Is it possible massive numbers of fallen and uprooted trees in the PEI National Park, in Cavendish, could set the area ablaze during the summer season?
According to members of the Resort Municipality’s planning board the PEI National Park could face the same fate as much of California, which endured record-breaking wildfires in November.
Dislodged trees are everywhere following a fierce wind and snow storm recently that plunged much of the Island into darkness for days.
“They’re down everywhere, all the way out from Green Gables to Rainbow Valley,” said CAO Brenda MacDonald.
“It’s a complete mess…It’s terrible out there.”
Parks Canada’s representative on the planning board, Barbara MacDonald, said Parks Canada would investigate those concerns and take remedial action if it was necessary.
Brenda MacDonald said she had to called the Department of Transportation during the storm to remove trees that had fallen across and blocked Highway 6.
Once fallen trees dry out someone walking along on a hot day, flicking a cigarette butt into the woods, could start a devastating fire, said a board member.
Planning Board Chair George Clark-Dunning echoed President Donald Trump’s quote about how the Finns protect their forests from fires by “raking” the underbrush.
“It started a whole cavalcade of (humorous) tweets,” he said of Trump’s misstatement.
“We’ve had at least 15 complaints from property owners since last week saying what is Parks (Canada) doing about this mess, and businesses as well,” said Brenda MacDonald, adding Council would be addressing those concerns at the Dec 10 meeting.
“Spruce trees don’t send down a deep root system, they run across the ground. When it’s wet and windy they wobble. When they’re planted together as thickly as that they’re tall and spindly (and go down),” said board member Arnold Smith, adding it doesn’t take long for them to rot and dry out.

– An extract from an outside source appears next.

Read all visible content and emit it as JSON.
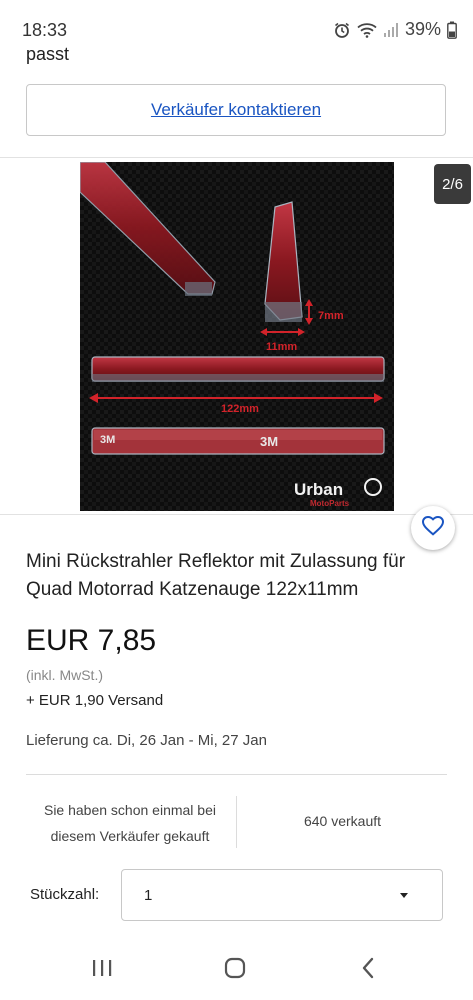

Even before the storm trees were dangling over the boardwalk, ready to fall over, said Brenda MacDonald.